[Element data from apps and pages]
|---|

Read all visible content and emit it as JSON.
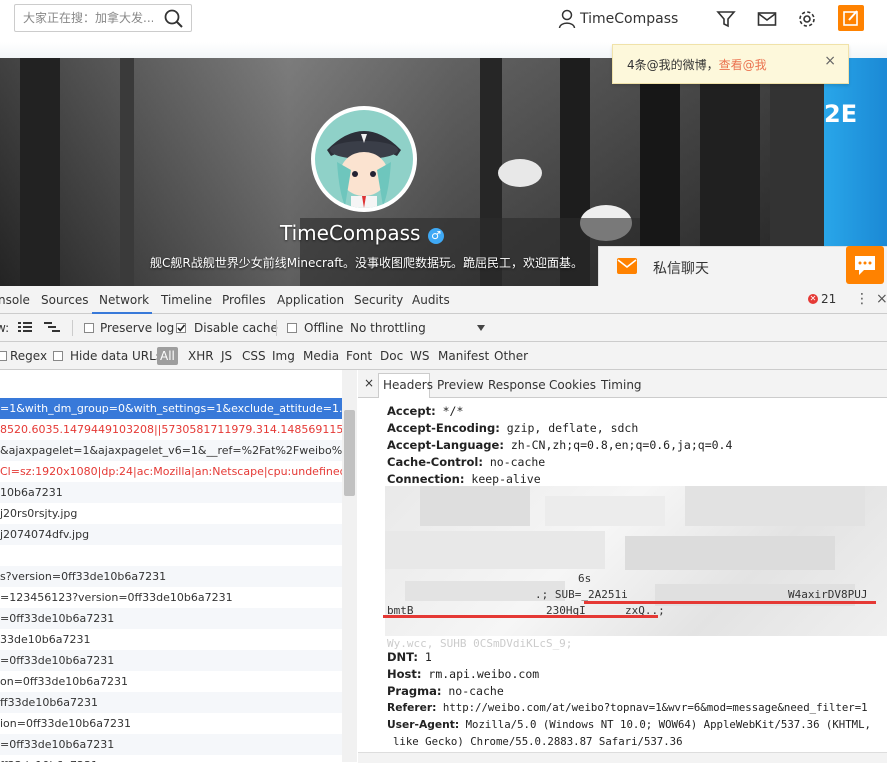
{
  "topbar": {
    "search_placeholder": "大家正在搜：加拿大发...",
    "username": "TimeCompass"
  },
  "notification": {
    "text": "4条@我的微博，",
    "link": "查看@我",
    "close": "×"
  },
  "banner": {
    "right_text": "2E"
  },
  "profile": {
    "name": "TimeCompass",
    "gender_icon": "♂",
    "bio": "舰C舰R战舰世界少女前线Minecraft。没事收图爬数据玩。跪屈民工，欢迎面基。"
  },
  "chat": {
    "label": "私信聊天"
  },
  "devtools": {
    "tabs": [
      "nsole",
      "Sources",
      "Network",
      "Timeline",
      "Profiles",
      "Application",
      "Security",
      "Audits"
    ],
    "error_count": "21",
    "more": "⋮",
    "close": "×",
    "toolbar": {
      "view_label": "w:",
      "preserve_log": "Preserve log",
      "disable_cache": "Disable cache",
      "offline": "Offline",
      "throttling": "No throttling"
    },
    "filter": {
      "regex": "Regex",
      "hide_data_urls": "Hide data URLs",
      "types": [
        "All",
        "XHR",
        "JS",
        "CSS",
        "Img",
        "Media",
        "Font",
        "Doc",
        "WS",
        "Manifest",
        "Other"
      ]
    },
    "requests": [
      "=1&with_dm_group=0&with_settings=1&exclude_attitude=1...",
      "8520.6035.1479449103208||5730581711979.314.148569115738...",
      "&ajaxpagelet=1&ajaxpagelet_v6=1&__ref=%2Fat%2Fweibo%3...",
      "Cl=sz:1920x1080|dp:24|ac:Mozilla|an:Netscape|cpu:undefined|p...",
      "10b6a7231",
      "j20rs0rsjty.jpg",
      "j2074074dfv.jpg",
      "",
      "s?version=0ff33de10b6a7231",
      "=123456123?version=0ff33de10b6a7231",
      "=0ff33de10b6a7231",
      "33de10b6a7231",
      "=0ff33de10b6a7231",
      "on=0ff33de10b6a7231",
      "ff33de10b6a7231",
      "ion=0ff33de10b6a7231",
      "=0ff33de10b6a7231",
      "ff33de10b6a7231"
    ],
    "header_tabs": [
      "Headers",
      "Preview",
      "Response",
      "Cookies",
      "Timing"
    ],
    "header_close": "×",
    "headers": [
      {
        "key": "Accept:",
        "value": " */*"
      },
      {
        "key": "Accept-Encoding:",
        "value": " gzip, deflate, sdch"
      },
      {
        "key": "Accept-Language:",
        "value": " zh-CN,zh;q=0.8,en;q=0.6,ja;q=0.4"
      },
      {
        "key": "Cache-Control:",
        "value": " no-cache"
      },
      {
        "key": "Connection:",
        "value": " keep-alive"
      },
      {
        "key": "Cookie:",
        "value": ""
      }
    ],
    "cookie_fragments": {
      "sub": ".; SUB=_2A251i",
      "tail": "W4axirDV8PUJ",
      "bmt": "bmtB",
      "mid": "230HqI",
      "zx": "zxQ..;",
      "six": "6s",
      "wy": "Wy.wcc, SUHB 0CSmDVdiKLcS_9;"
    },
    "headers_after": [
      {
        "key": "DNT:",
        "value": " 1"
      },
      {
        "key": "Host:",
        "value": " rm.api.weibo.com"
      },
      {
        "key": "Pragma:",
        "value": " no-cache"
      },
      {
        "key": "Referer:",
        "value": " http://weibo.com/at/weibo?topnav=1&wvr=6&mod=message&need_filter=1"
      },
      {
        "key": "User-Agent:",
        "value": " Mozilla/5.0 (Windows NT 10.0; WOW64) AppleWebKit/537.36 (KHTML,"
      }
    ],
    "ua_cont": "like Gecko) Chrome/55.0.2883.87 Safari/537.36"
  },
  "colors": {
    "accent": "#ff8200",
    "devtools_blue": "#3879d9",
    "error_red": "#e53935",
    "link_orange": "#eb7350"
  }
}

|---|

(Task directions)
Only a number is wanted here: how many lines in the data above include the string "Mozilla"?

(Result)
2